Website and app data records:
_ _ _ _ _
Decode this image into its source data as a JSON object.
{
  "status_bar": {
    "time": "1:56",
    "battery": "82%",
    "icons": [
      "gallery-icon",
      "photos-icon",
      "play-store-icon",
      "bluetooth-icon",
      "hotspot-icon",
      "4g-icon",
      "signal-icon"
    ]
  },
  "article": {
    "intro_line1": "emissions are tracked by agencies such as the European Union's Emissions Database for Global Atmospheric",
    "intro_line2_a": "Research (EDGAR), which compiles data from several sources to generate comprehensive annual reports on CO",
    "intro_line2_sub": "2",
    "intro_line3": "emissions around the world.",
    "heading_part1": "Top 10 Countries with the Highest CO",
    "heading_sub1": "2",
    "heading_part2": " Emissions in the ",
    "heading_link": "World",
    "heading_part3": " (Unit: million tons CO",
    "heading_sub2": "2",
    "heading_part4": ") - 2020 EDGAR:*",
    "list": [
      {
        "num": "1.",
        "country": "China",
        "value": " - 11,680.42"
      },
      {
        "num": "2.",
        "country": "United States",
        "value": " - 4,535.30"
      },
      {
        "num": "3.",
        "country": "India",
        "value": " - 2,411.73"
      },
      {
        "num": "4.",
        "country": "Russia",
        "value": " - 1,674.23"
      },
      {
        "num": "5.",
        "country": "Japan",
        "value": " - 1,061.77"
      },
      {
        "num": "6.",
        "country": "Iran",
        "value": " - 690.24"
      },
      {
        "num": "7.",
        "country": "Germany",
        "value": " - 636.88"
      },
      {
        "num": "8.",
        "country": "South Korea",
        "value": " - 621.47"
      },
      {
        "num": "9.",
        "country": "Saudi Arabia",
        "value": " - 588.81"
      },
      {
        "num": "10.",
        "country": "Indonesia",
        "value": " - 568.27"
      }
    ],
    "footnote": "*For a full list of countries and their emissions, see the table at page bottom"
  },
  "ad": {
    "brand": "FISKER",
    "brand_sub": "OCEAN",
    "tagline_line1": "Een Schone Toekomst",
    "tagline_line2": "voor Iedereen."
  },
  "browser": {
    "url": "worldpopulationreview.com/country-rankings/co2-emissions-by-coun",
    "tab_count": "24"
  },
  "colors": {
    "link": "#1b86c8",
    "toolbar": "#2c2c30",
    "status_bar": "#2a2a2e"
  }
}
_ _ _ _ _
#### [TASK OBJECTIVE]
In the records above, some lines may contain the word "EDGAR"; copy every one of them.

#### [EXPECTED OUTPUT]
    "intro_line2_a": "Research (EDGAR), which compiles data from several sources to generate comprehensive annual reports on CO",
    "heading_part4": ") - 2020 EDGAR:*",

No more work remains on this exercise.